You seize the flower, it’s bloom is shed;
Or, like the snow-fall in the river,
A moment white, then melts forever.
Wyllie shows the Victory at sunset on the evening of 21 October. She is very badly damaged after the heavy cannonade she endured during the approach to battle.
Nelson’s flag flies half-mast, as a sign of mourning. And the lights of the cabin windows (middle row) are dark. This was the first indication to many in the rest of the fleet that Nelson was dead. “No lights in the Admiral’s cabin!”*
*Information next to the painting
On 7 May 1765 a magnificent new ship of the line was floated out of the Old Single Dock in Chatham’s Royal Dockyard.
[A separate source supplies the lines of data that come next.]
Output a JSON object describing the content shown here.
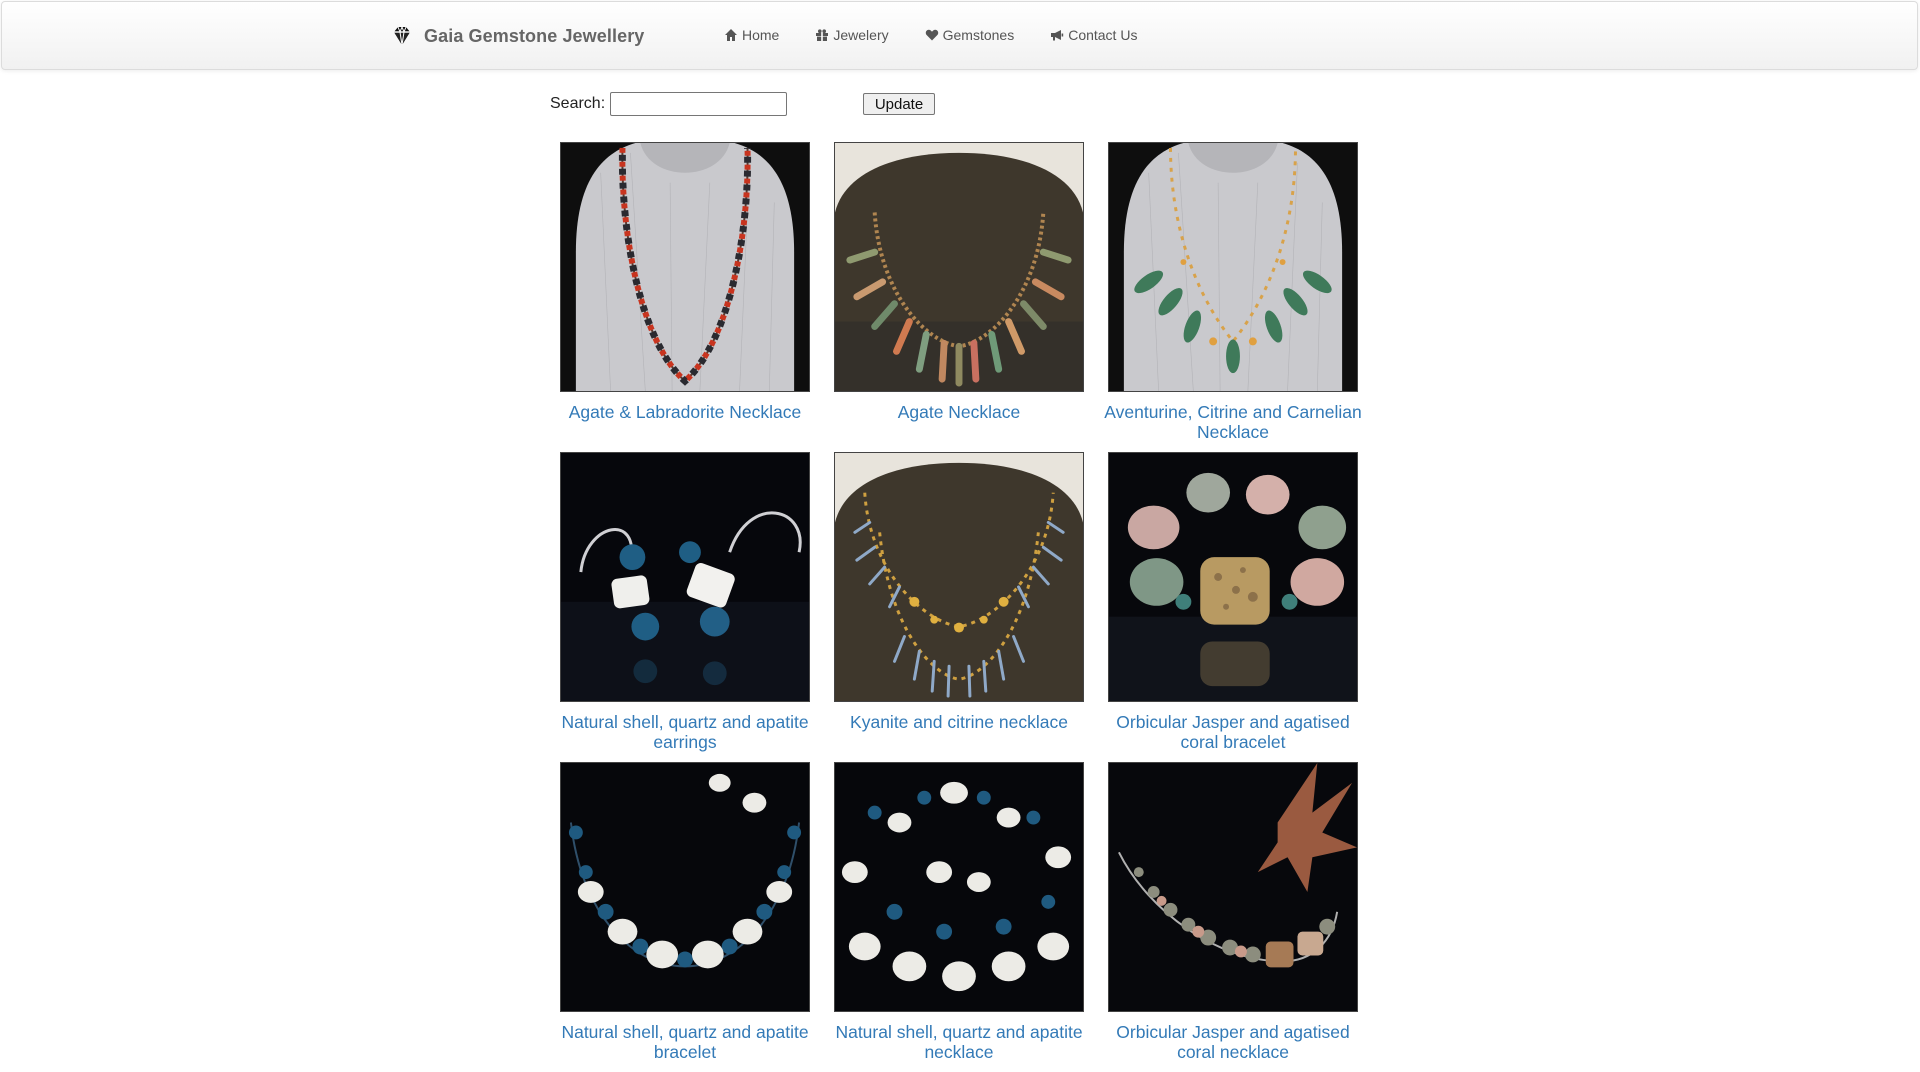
{
  "navbar": {
    "brand": "Gaia Gemstone Jewellery",
    "brand_icon": "diamond-icon",
    "links": [
      {
        "label": "Home",
        "icon": "home-icon"
      },
      {
        "label": "Jewelery",
        "icon": "gift-icon"
      },
      {
        "label": "Gemstones",
        "icon": "heart-icon"
      },
      {
        "label": "Contact Us",
        "icon": "bullhorn-icon"
      }
    ]
  },
  "search": {
    "label": "Search:",
    "value": "",
    "button": "Update"
  },
  "colors": {
    "link": "#337ab7",
    "brand_text": "#666666"
  },
  "products": [
    {
      "title": "Agate & Labradorite Necklace"
    },
    {
      "title": "Agate Necklace"
    },
    {
      "title": "Aventurine, Citrine and Carnelian Necklace"
    },
    {
      "title": "Natural shell, quartz and apatite earrings"
    },
    {
      "title": "Kyanite and citrine necklace"
    },
    {
      "title": "Orbicular Jasper and agatised coral bracelet"
    },
    {
      "title": "Natural shell, quartz and apatite bracelet"
    },
    {
      "title": "Natural shell, quartz and apatite necklace"
    },
    {
      "title": "Orbicular Jasper and agatised coral necklace"
    }
  ]
}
She was HMS Victory, a first-rate battleship and the largest and most up-to-date ship in King George III’s Royal Navy. In the years to come, over and unusually long service, she would gain renown leading fleets in the American War of Independence, the French Revolutionary War and the Napoleonic War. She achieved lasting fame as the flagship of Vice-Admiral Lord Nelson in Britain’s greatest naval victory, the defeat of the French and Spanish at the Battle of Trafalgar.
It is almost impossible today to imagine the physical brutality of fighting at sea in sailing warships. These great wooden battleships, under acres of sail, confronted each other at point blank range, their crews intent on smashing and capturing the other ship. Their heavy guns blasted tons of iron, shattering hulls, splintering masts and yards, overturning gun carriages and filling the air with deafening noise and blinding smoke.
She may seem beautiful to our eyes, but Victory was built principally as a huge and complex machine of war. Every man in her 820 crew played a vital part in operating the ship and ensuring that ultimately she was in the right place and ready to fire her deadly broadside iron shot.*
The Admiral’s Quarters
The Upper Gun Deck
The Sick Berth
*From the Royal Navy HMS Victory guidebook